▶

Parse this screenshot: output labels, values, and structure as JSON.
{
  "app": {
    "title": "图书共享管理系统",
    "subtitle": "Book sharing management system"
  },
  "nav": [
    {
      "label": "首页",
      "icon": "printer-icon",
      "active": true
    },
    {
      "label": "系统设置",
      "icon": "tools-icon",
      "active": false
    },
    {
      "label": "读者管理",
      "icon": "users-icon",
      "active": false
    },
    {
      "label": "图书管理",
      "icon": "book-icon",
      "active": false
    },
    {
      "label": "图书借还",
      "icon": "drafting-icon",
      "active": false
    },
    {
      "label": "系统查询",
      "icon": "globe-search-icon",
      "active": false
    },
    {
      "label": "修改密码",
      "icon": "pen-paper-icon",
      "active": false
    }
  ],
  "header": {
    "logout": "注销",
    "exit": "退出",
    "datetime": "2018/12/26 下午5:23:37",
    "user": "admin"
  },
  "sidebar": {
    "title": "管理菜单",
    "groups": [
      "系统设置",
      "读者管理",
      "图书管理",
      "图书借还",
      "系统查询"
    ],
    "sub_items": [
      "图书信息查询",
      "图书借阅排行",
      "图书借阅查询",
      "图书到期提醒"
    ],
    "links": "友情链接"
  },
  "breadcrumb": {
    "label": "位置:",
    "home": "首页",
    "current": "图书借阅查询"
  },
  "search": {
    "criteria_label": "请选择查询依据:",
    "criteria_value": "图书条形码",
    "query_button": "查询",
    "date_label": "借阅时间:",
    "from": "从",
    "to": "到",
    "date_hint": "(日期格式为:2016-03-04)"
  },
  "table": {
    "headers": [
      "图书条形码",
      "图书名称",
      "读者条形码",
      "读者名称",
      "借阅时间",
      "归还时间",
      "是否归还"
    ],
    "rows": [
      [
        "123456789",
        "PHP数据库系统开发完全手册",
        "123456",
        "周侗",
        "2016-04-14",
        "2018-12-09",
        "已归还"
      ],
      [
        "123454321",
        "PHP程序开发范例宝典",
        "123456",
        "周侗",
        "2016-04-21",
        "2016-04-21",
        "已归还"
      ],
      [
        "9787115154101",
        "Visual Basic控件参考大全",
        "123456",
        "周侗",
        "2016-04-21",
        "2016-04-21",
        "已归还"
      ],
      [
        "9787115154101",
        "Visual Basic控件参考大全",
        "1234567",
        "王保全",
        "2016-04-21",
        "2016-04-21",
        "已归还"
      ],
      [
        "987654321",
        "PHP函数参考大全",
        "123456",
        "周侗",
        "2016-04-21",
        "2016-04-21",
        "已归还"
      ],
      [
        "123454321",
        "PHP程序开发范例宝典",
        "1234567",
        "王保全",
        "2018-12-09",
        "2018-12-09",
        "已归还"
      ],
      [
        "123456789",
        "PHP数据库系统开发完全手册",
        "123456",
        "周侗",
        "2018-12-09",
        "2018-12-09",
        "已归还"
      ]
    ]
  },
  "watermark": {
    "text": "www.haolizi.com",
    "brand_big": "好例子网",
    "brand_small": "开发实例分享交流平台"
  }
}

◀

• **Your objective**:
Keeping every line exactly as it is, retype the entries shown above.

• **Finished exercise**:
Parse this screenshot: output labels, values, and structure as JSON.
{
  "app": {
    "title": "图书共享管理系统",
    "subtitle": "Book sharing management system"
  },
  "nav": [
    {
      "label": "首页",
      "icon": "printer-icon",
      "active": true
    },
    {
      "label": "系统设置",
      "icon": "tools-icon",
      "active": false
    },
    {
      "label": "读者管理",
      "icon": "users-icon",
      "active": false
    },
    {
      "label": "图书管理",
      "icon": "book-icon",
      "active": false
    },
    {
      "label": "图书借还",
      "icon": "drafting-icon",
      "active": false
    },
    {
      "label": "系统查询",
      "icon": "globe-search-icon",
      "active": false
    },
    {
      "label": "修改密码",
      "icon": "pen-paper-icon",
      "active": false
    }
  ],
  "header": {
    "logout": "注销",
    "exit": "退出",
    "datetime": "2018/12/26 下午5:23:37",
    "user": "admin"
  },
  "sidebar": {
    "title": "管理菜单",
    "groups": [
      "系统设置",
      "读者管理",
      "图书管理",
      "图书借还",
      "系统查询"
    ],
    "sub_items": [
      "图书信息查询",
      "图书借阅排行",
      "图书借阅查询",
      "图书到期提醒"
    ],
    "links": "友情链接"
  },
  "breadcrumb": {
    "label": "位置:",
    "home": "首页",
    "current": "图书借阅查询"
  },
  "search": {
    "criteria_label": "请选择查询依据:",
    "criteria_value": "图书条形码",
    "query_button": "查询",
    "date_label": "借阅时间:",
    "from": "从",
    "to": "到",
    "date_hint": "(日期格式为:2016-03-04)"
  },
  "table": {
    "headers": [
      "图书条形码",
      "图书名称",
      "读者条形码",
      "读者名称",
      "借阅时间",
      "归还时间",
      "是否归还"
    ],
    "rows": [
      [
        "123456789",
        "PHP数据库系统开发完全手册",
        "123456",
        "周侗",
        "2016-04-14",
        "2018-12-09",
        "已归还"
      ],
      [
        "123454321",
        "PHP程序开发范例宝典",
        "123456",
        "周侗",
        "2016-04-21",
        "2016-04-21",
        "已归还"
      ],
      [
        "9787115154101",
        "Visual Basic控件参考大全",
        "123456",
        "周侗",
        "2016-04-21",
        "2016-04-21",
        "已归还"
      ],
      [
        "9787115154101",
        "Visual Basic控件参考大全",
        "1234567",
        "王保全",
        "2016-04-21",
        "2016-04-21",
        "已归还"
      ],
      [
        "987654321",
        "PHP函数参考大全",
        "123456",
        "周侗",
        "2016-04-21",
        "2016-04-21",
        "已归还"
      ],
      [
        "123454321",
        "PHP程序开发范例宝典",
        "1234567",
        "王保全",
        "2018-12-09",
        "2018-12-09",
        "已归还"
      ],
      [
        "123456789",
        "PHP数据库系统开发完全手册",
        "123456",
        "周侗",
        "2018-12-09",
        "2018-12-09",
        "已归还"
      ]
    ]
  },
  "watermark": {
    "text": "www.haolizi.com",
    "brand_big": "好例子网",
    "brand_small": "开发实例分享交流平台"
  }
}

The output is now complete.